Work request: How many of the lines below hold the word "talk"? Answer only with the number.

________

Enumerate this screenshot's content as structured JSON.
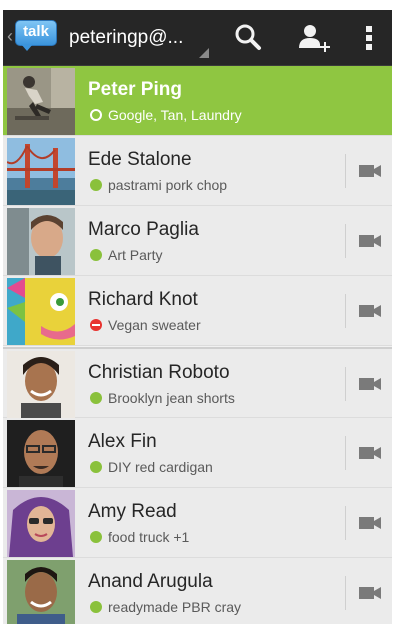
{
  "app": {
    "logo_text": "talk",
    "logo_icon": "talk-bubble-icon"
  },
  "header": {
    "account": "peteringp@...",
    "icons": [
      "search-icon",
      "add-contact-icon",
      "overflow-menu-icon"
    ]
  },
  "colors": {
    "accent": "#8fc641",
    "available": "#8ac13b",
    "busy": "#e8332f",
    "bar": "#262626"
  },
  "contacts": [
    {
      "name": "Peter Ping",
      "status": "Google, Tan, Laundry",
      "presence": "self",
      "selected": true
    },
    {
      "name": "Ede Stalone",
      "status": "pastrami pork chop",
      "presence": "available",
      "video_icon": "video-camera-icon"
    },
    {
      "name": "Marco Paglia",
      "status": "Art Party",
      "presence": "available",
      "video_icon": "video-camera-icon"
    },
    {
      "name": "Richard Knot",
      "status": "Vegan sweater",
      "presence": "busy",
      "video_icon": "video-camera-icon"
    },
    {
      "name": "Christian Roboto",
      "status": "Brooklyn jean shorts",
      "presence": "available",
      "video_icon": "video-camera-icon"
    },
    {
      "name": "Alex Fin",
      "status": "DIY red cardigan",
      "presence": "available",
      "video_icon": "video-camera-icon"
    },
    {
      "name": "Amy Read",
      "status": "food truck +1",
      "presence": "available",
      "video_icon": "video-camera-icon"
    },
    {
      "name": "Anand Arugula",
      "status": "readymade PBR cray",
      "presence": "available",
      "video_icon": "video-camera-icon"
    }
  ]
}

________

Answer to this exercise: 2